Normally I am quite sceptical concerning hybrid and new technologies for communication and prefer the classical set-up with people in front of me I can interact with. But this was surely a very good example to the contrary. I would have never thought that it is in fact possible, even fun to have a good colloquium via internet. (It’s possible to have one, but whether it is good is another question. This one I found was good.) I have done that once previously and found it very tedious, because there was always the odd glitch. Now it worked perfectly well. The Zoom platform is very professional. So, from the technical side, it was really perfect.
I felt well as a presenter, although it does make a difference, whether you can see and sense your audience directly or not. However, true to the topic, I felt that there was sufficient connectedness between the remotely placed but online connected participants such that I felt listened to and addressing real people and not just the ether in general. So it felt like a decent seminar. I think, my input was useful and well received, and I learned that useful communication can happen even over the internet. The break-out groups via internet were a first-time experience for me, but funnily it worked well.

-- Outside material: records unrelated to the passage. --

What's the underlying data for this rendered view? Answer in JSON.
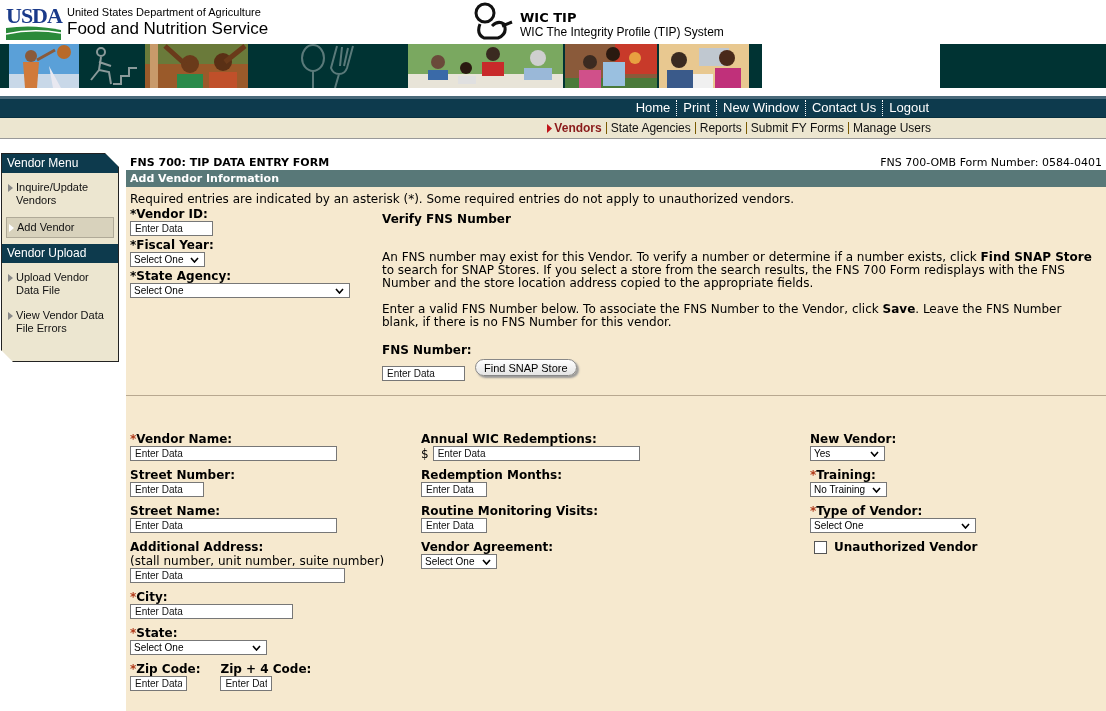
{
  "header": {
    "logo_text": "USDA",
    "agency": "United States Department of Agriculture",
    "service": "Food and Nutrition Service",
    "app_title": "WIC TIP",
    "app_subtitle": "WIC The Integrity Profile (TIP) System"
  },
  "banner": [
    {
      "kind": "picture"
    },
    {
      "kind": "stairs"
    },
    {
      "kind": "picture"
    },
    {
      "kind": "utensils"
    },
    {
      "kind": "picture"
    },
    {
      "kind": "picture"
    },
    {
      "kind": "picture"
    }
  ],
  "nav": [
    "Home",
    "Print",
    "New Window",
    "Contact Us",
    "Logout"
  ],
  "subnav": [
    {
      "label": "Vendors",
      "selected": true
    },
    {
      "label": "State Agencies",
      "selected": false
    },
    {
      "label": "Reports",
      "selected": false
    },
    {
      "label": "Submit FY Forms",
      "selected": false
    },
    {
      "label": "Manage Users",
      "selected": false
    }
  ],
  "sidebar": [
    {
      "title": "Vendor Menu",
      "items": [
        {
          "label": "Inquire/Update Vendors",
          "selected": false
        },
        {
          "label": "Add Vendor",
          "selected": true
        }
      ]
    },
    {
      "title": "Vendor Upload",
      "items": [
        {
          "label": "Upload Vendor Data File",
          "selected": false
        },
        {
          "label": "View Vendor Data File Errors",
          "selected": false
        }
      ]
    }
  ],
  "form": {
    "title": "FNS 700: TIP DATA ENTRY FORM",
    "omb": "FNS 700-OMB Form Number: 0584-0401",
    "section_title": "Add Vendor Information",
    "note": "Required entries are indicated by an asterisk (*). Some required entries do not apply to unauthorized vendors.",
    "top_fields": [
      {
        "kind": "input",
        "mark": "*",
        "label": "Vendor ID:",
        "placeholder": "Enter Data"
      },
      {
        "kind": "select",
        "mark": "*",
        "label": "Fiscal Year:",
        "value": "Select One"
      },
      {
        "kind": "select",
        "mark": "*",
        "label": "State Agency:",
        "value": "Select One"
      }
    ],
    "verify": {
      "heading": "Verify FNS Number",
      "paragraphs": [
        "An FNS number may exist for this Vendor. To verify a number or determine if a number exists, click **Find SNAP Store** to search for SNAP Stores. If you select a store from the search results, the FNS 700 Form redisplays with the FNS Number and the store location address copied to the appropriate fields.",
        "Enter a valid FNS Number below. To associate the FNS Number to the Vendor, click **Save**. Leave the FNS Number blank, if there is no FNS Number for this vendor."
      ],
      "field_label": "FNS Number:",
      "placeholder": "Enter Data",
      "button": "Find SNAP Store"
    },
    "columns": [
      [
        {
          "kind": "input",
          "mark": "*",
          "label": "Vendor Name:",
          "placeholder": "Enter Data"
        },
        {
          "kind": "input",
          "label": "Street Number:",
          "placeholder": "Enter Data"
        },
        {
          "kind": "input",
          "label": "Street Name:",
          "placeholder": "Enter Data"
        },
        {
          "kind": "input",
          "label": "Additional Address:",
          "hint": "(stall number, unit number, suite number)",
          "placeholder": "Enter Data"
        },
        {
          "kind": "input",
          "mark": "*",
          "label": "City:",
          "placeholder": "Enter Data"
        },
        {
          "kind": "select",
          "mark": "*",
          "label": "State:",
          "value": "Select One"
        },
        {
          "kind": "pair",
          "fields": [
            {
              "kind": "input",
              "mark": "*",
              "label": "Zip Code:",
              "placeholder": "Enter Data"
            },
            {
              "kind": "input",
              "label": "Zip + 4 Code:",
              "placeholder": "Enter Dat"
            }
          ]
        }
      ],
      [
        {
          "kind": "input",
          "label": "Annual WIC Redemptions:",
          "prefix": "$",
          "placeholder": "Enter Data"
        },
        {
          "kind": "input",
          "label": "Redemption Months:",
          "placeholder": "Enter Data"
        },
        {
          "kind": "input",
          "label": "Routine Monitoring Visits:",
          "placeholder": "Enter Data"
        },
        {
          "kind": "select",
          "label": "Vendor Agreement:",
          "value": "Select One"
        }
      ],
      [
        {
          "kind": "select",
          "label": "New Vendor:",
          "value": "Yes"
        },
        {
          "kind": "select",
          "mark": "*",
          "label": "Training:",
          "value": "No Training"
        },
        {
          "kind": "select",
          "mark": "*",
          "label": "Type of Vendor:",
          "value": "Select One"
        },
        {
          "kind": "checkbox",
          "label": "Unauthorized Vendor",
          "checked": false
        }
      ]
    ]
  }
}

Whether, what I had to say was useful for the participants they have to decide. It seemed to me I was able to convey what was important. What emerged as a topic to follow up is clearly the question of phenomenology and analytical scrutiny. The danger of starting to think from a new paradigm is surely inflation: everything is suddenly somehow weird and quantum-something, and we tend to then forget straight and clean thinking. That is the big danger I see, and that is also, why I use any terminology of that type in normal discourse very sparingly, although I am quite convinced that we need a new type of thinking. But this will not come as an alternative or something that replaces what we have, but rather as a complement. So the question will not be that of an “either – or” disjunction, but a conjunction of “as well as”: using classical analytical thinking and a more integral, holistic approach. The question is not either – or, but when to apply which at what level. And this question is tricky. The best way to approach it, I find, is to start with very good phenomenology, documenting the effects, observing them closely and then see how much of it can be understood using classical approaches and what aspects of a phenomenon defy classical interpretations. That is, when a holistic approach like the one I have sketched, comes into play. And to be quite clear here: I have just shown one possible path. There may be many more, and the one I have shown might not even be the best option. But one has to start somewhere, and here is a possible starting point.

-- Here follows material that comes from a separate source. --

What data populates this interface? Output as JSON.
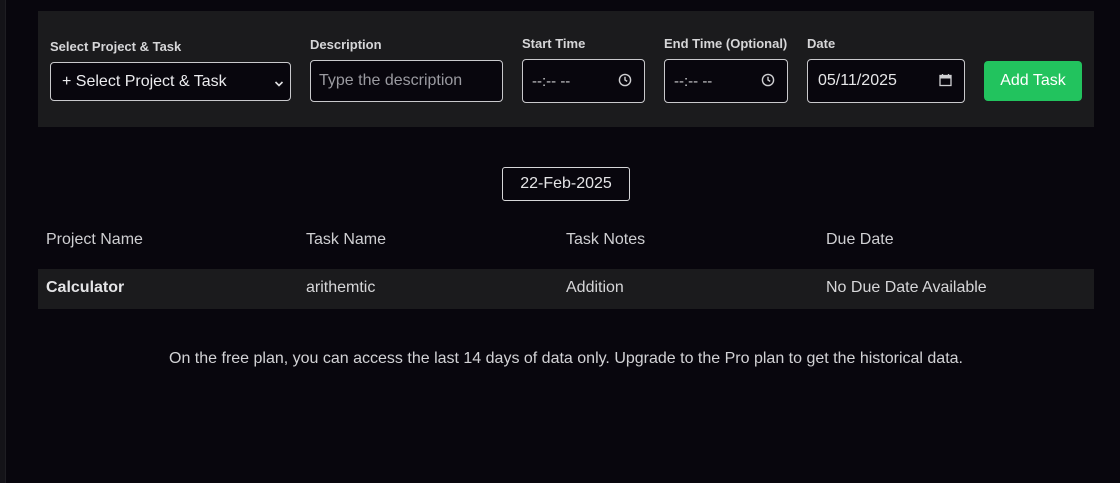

So to carry on, I would urge people to collect phenomenological instances of experiences that seem to cry out for a non-local explanation, and then carefully think how they might be explicable in classical terminology and via analysis, and which aspects defy such an approach. There we will have the raw material that is needs another type of analysis. Perhaps a website like the IFIS website might be a possible starting point for collecting such experiences, and then allow for a discussion?

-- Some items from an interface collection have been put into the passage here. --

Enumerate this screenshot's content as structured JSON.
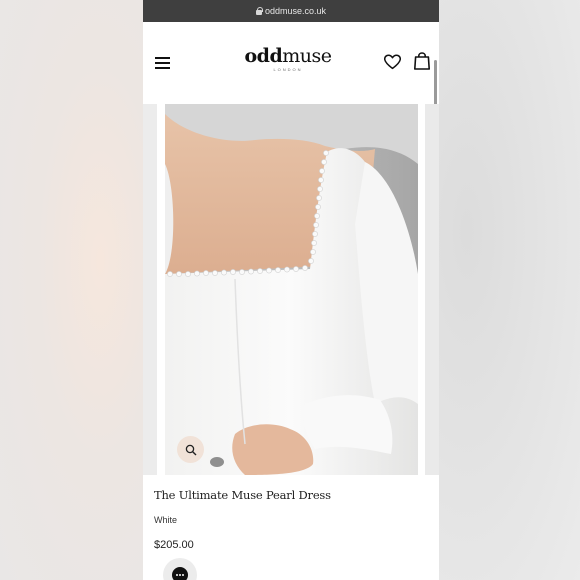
{
  "browser": {
    "url": "oddmuse.co.uk",
    "lock_icon": "lock-icon"
  },
  "header": {
    "menu_icon": "hamburger-menu-icon",
    "logo_text_bold": "odd",
    "logo_text_regular": "muse",
    "logo_subtext": "LONDON",
    "wishlist_icon": "heart-icon",
    "bag_icon": "shopping-bag-icon"
  },
  "gallery": {
    "image_alt": "The Ultimate Muse Pearl Dress",
    "zoom_icon": "magnifier-icon"
  },
  "product": {
    "title": "The Ultimate Muse Pearl Dress",
    "color": "White",
    "price": "$205.00"
  },
  "chat": {
    "icon": "chat-bubble-icon"
  },
  "colors": {
    "url_bar_bg": "#3f3f3f",
    "page_bg": "#ffffff",
    "text": "#222222"
  }
}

For more info about Harald Walach's presentation see here: http://www.archiv.ifis-freiburg.de/sites/www.ifis-freiburg.de/files/img_ifis/IF....